## Task to carry out
Repeat each entry. Keep every line exactly as it is.

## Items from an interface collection

*** Begin section ***

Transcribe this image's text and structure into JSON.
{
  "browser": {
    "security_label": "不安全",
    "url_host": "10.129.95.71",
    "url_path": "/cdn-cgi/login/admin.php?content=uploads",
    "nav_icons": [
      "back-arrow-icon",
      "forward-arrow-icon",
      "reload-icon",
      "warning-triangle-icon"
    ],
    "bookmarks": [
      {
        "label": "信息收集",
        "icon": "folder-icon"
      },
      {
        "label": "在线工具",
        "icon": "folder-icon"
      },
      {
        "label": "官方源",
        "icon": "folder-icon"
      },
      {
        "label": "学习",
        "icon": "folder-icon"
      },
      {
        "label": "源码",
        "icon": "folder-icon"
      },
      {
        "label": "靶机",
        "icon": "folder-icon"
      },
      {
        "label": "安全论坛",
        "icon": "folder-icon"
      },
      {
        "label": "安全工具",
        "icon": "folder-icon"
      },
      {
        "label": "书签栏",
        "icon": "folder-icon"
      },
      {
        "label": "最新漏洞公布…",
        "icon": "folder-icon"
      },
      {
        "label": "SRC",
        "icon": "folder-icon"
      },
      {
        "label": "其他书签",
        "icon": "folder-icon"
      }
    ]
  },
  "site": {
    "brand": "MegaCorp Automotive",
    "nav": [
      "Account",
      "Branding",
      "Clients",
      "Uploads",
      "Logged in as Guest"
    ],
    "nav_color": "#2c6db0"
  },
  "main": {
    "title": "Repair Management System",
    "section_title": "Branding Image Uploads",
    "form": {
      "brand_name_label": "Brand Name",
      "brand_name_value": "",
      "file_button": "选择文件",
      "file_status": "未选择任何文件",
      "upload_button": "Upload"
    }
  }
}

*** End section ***

## Written response
Transcribe this image's text and structure into JSON.
{
  "browser": {
    "security_label": "不安全",
    "url_host": "10.129.95.71",
    "url_path": "/cdn-cgi/login/admin.php?content=uploads",
    "nav_icons": [
      "back-arrow-icon",
      "forward-arrow-icon",
      "reload-icon",
      "warning-triangle-icon"
    ],
    "bookmarks": [
      {
        "label": "信息收集",
        "icon": "folder-icon"
      },
      {
        "label": "在线工具",
        "icon": "folder-icon"
      },
      {
        "label": "官方源",
        "icon": "folder-icon"
      },
      {
        "label": "学习",
        "icon": "folder-icon"
      },
      {
        "label": "源码",
        "icon": "folder-icon"
      },
      {
        "label": "靶机",
        "icon": "folder-icon"
      },
      {
        "label": "安全论坛",
        "icon": "folder-icon"
      },
      {
        "label": "安全工具",
        "icon": "folder-icon"
      },
      {
        "label": "书签栏",
        "icon": "folder-icon"
      },
      {
        "label": "最新漏洞公布…",
        "icon": "folder-icon"
      },
      {
        "label": "SRC",
        "icon": "folder-icon"
      },
      {
        "label": "其他书签",
        "icon": "folder-icon"
      }
    ]
  },
  "site": {
    "brand": "MegaCorp Automotive",
    "nav": [
      "Account",
      "Branding",
      "Clients",
      "Uploads",
      "Logged in as Guest"
    ],
    "nav_color": "#2c6db0"
  },
  "main": {
    "title": "Repair Management System",
    "section_title": "Branding Image Uploads",
    "form": {
      "brand_name_label": "Brand Name",
      "brand_name_value": "",
      "file_button": "选择文件",
      "file_status": "未选择任何文件",
      "upload_button": "Upload"
    }
  }
}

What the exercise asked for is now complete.